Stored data
#####

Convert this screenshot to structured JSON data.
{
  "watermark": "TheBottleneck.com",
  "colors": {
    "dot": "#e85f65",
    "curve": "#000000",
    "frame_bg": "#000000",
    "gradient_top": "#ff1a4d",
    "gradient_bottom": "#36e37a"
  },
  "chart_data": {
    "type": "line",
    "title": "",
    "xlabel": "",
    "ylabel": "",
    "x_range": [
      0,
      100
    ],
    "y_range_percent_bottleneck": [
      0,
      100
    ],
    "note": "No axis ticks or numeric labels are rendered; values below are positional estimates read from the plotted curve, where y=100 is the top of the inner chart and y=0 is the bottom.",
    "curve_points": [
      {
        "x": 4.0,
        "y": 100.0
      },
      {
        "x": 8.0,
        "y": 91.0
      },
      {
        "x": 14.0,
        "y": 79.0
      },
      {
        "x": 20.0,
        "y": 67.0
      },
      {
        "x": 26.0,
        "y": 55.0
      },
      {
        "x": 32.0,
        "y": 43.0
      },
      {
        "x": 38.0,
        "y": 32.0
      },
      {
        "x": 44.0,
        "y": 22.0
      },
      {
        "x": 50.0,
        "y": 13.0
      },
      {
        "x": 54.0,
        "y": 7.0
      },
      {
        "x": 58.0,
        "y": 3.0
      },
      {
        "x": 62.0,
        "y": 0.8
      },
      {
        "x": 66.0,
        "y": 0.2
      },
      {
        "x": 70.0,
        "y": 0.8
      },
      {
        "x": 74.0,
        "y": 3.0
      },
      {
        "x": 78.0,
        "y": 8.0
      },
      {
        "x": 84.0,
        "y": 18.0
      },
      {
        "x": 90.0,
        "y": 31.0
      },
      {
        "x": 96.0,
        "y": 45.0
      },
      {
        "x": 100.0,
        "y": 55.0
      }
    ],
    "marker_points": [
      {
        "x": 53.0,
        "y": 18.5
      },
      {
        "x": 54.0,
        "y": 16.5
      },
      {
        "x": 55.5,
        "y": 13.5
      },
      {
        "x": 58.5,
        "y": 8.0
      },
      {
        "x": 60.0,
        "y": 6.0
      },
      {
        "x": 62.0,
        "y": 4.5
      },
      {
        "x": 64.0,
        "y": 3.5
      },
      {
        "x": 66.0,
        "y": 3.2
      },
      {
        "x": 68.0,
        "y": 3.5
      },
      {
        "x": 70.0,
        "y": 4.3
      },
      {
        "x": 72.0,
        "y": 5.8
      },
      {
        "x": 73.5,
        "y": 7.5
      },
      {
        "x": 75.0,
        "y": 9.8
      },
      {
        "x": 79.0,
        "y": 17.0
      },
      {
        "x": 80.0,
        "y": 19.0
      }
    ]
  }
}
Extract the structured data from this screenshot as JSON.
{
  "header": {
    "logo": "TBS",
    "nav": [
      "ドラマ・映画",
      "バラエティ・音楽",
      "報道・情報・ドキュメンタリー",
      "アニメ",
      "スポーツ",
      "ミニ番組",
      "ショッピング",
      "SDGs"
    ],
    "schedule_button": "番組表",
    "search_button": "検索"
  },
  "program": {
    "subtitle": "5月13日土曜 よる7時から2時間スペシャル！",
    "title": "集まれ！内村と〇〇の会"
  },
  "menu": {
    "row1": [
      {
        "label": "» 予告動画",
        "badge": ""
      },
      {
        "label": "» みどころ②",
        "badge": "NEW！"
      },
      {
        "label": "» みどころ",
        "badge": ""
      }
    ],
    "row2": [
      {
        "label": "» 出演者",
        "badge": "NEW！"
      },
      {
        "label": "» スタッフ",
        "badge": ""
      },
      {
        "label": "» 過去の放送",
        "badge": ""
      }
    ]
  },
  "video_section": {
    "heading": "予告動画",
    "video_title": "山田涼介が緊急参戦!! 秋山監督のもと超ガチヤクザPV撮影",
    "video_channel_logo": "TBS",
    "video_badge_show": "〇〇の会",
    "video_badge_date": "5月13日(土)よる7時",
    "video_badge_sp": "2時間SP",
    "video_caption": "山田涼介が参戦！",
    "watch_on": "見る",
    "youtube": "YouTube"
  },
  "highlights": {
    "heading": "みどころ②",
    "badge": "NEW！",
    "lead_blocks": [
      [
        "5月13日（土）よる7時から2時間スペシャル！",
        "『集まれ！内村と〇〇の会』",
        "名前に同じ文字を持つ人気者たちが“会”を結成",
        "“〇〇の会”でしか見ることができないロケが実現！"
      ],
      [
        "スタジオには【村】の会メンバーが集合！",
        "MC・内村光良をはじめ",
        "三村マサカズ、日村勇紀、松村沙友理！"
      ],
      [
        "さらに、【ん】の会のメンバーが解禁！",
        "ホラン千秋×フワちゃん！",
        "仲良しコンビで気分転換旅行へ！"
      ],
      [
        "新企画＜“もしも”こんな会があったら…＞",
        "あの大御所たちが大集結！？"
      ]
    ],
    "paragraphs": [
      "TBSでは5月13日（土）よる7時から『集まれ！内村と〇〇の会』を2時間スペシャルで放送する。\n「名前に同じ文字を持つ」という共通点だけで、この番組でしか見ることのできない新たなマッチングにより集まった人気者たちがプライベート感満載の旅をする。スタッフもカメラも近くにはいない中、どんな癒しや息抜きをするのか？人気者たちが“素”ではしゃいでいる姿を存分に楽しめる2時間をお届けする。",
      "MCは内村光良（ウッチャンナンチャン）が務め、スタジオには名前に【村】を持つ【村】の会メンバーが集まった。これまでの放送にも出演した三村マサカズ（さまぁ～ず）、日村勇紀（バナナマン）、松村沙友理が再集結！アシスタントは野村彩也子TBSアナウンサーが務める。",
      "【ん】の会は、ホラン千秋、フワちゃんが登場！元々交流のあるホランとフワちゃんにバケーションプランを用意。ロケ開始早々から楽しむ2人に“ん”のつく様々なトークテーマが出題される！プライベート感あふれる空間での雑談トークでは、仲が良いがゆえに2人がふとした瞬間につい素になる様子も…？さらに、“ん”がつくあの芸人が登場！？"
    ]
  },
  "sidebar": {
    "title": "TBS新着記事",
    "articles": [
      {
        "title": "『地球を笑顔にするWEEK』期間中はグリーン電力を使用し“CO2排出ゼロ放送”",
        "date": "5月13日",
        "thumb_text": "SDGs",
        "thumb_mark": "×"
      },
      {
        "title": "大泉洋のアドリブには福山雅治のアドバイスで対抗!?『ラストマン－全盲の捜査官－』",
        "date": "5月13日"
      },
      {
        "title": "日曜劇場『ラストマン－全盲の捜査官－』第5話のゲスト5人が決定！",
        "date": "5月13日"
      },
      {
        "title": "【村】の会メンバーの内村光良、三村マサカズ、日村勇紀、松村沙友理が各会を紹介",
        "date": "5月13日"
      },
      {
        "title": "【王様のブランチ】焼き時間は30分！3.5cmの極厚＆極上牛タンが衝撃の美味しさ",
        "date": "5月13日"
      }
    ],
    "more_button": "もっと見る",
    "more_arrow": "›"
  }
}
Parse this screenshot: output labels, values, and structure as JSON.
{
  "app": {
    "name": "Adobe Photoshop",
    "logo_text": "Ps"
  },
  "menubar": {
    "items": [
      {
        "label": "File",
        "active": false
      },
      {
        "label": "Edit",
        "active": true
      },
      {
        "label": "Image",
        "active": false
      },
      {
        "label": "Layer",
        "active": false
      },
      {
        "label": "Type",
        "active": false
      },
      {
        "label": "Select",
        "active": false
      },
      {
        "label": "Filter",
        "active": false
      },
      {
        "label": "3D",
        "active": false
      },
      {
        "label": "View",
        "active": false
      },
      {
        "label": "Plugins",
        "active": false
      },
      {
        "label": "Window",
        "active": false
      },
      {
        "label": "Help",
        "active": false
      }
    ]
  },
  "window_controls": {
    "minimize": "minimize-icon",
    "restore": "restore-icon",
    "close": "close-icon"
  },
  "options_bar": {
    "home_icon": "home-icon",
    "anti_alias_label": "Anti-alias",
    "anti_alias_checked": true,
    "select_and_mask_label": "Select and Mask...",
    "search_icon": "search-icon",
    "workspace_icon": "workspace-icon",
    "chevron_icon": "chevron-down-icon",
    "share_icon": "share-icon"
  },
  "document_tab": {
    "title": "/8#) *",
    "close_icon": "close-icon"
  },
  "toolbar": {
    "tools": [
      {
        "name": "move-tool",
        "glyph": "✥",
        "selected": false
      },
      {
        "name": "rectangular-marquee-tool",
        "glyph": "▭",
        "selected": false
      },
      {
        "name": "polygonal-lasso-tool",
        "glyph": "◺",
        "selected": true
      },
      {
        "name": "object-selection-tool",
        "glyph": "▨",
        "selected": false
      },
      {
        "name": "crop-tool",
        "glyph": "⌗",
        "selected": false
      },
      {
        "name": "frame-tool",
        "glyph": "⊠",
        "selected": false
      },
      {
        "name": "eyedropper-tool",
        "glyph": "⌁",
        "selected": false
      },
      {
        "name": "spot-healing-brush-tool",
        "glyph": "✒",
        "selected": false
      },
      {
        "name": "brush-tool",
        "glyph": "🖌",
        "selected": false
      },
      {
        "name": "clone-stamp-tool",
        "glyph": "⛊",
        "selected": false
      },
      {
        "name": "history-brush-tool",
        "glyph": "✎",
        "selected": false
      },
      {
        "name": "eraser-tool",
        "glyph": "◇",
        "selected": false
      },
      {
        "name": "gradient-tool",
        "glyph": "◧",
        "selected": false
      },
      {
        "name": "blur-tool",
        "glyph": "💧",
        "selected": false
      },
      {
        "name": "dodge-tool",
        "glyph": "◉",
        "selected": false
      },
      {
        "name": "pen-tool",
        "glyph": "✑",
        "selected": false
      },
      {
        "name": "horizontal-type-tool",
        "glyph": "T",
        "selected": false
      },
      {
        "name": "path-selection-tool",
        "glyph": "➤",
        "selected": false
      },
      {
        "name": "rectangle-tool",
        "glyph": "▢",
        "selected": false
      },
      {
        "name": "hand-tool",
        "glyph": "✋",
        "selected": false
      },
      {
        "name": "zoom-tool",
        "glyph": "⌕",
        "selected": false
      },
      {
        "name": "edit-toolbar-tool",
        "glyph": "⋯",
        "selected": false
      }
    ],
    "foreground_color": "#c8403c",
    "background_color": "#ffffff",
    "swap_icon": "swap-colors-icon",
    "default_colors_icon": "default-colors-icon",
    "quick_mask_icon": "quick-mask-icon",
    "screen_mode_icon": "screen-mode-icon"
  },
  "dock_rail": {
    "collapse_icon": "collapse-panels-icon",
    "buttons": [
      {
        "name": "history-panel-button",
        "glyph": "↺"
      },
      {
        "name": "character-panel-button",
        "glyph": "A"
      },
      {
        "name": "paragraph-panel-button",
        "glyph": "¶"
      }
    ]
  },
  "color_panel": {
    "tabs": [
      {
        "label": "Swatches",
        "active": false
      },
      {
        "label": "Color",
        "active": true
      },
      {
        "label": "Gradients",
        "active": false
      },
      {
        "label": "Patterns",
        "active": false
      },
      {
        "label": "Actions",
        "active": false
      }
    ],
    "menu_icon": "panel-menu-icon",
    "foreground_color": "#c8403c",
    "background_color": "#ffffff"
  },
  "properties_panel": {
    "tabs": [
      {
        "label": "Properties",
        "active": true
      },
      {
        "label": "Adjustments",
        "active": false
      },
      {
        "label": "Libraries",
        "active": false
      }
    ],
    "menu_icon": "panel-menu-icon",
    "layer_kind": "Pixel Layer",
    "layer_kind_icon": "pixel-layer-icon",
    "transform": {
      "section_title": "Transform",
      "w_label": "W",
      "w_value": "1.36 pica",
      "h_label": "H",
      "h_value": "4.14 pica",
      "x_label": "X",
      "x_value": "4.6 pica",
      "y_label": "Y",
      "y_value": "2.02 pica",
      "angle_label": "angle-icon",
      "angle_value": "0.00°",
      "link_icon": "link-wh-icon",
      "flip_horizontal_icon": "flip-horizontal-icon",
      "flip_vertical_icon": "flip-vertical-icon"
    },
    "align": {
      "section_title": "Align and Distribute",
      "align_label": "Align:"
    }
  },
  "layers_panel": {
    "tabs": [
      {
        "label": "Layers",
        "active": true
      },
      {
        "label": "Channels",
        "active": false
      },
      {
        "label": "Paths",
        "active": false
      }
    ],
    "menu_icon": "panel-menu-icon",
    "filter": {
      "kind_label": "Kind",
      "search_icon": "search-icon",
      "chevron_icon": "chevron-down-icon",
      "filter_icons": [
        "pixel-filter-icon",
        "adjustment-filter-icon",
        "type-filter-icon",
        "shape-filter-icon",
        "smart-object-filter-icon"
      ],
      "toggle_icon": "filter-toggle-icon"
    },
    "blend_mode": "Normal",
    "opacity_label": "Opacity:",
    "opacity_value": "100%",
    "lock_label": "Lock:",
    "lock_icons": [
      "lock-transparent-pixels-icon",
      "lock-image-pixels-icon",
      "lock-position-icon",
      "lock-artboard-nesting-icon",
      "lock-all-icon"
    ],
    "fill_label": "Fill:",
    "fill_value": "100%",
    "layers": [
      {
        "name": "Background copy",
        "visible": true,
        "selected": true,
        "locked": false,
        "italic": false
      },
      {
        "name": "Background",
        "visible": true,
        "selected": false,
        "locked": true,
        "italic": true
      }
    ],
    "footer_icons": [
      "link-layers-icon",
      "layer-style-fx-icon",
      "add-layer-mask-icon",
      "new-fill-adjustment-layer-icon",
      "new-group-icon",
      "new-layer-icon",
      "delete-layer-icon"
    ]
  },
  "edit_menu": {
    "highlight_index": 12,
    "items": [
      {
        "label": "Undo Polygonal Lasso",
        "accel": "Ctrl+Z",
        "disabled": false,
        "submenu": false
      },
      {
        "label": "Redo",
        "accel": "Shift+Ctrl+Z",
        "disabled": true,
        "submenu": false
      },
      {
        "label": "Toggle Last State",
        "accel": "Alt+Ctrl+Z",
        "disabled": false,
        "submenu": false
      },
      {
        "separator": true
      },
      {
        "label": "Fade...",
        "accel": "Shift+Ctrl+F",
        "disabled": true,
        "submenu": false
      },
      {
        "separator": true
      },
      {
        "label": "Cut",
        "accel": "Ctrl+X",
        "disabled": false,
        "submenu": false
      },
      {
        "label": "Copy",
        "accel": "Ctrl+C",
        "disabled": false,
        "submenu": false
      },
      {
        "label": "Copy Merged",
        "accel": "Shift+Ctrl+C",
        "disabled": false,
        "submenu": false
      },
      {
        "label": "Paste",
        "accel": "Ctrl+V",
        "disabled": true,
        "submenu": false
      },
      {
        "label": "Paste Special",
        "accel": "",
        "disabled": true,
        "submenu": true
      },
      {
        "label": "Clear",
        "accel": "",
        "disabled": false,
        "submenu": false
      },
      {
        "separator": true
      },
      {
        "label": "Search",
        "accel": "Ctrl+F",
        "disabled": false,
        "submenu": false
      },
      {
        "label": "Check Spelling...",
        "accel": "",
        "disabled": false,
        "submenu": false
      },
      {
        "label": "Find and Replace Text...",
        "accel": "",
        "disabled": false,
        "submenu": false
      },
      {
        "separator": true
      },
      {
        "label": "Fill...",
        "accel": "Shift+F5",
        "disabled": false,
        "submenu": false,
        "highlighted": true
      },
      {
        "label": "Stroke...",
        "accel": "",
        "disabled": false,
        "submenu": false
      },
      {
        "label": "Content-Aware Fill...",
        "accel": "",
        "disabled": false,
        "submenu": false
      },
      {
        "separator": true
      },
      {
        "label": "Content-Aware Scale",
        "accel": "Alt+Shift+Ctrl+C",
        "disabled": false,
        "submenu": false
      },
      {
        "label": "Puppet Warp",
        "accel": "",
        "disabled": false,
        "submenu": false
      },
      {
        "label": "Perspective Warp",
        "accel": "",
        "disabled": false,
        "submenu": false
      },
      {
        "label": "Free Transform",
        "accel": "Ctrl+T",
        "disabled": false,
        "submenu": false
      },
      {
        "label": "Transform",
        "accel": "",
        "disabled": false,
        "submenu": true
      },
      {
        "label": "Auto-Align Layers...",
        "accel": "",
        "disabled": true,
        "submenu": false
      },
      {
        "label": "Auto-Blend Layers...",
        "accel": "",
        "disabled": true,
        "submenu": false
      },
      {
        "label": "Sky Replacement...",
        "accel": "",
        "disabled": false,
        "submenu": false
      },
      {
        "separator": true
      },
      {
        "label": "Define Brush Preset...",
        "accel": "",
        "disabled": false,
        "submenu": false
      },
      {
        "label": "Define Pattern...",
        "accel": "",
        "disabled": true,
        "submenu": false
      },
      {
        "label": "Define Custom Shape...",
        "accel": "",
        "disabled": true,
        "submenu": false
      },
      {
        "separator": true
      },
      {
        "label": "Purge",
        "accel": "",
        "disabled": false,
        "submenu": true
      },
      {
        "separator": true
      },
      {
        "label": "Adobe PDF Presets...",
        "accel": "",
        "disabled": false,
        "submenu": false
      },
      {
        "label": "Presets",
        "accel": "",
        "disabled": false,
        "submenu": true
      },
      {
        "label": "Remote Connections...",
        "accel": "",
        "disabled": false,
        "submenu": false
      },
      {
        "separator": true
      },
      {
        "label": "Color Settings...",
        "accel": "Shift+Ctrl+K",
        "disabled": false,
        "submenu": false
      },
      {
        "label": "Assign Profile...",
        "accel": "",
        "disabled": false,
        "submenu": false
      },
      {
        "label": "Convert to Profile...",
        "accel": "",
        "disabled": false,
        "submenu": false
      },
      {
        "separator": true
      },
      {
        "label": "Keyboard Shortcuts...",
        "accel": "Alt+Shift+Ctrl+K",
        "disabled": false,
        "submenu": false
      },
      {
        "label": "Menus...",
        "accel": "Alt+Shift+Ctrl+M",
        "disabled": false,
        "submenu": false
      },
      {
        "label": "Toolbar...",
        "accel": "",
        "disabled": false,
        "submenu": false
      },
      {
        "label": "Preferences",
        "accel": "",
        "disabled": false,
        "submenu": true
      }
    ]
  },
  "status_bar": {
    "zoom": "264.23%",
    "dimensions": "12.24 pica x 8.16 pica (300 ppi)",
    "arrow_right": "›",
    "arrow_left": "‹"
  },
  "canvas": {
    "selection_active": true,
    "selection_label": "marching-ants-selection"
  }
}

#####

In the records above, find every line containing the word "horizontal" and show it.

Answer section:
        "name": "horizontal-type-tool",
      "flip_horizontal_icon": "flip-horizontal-icon",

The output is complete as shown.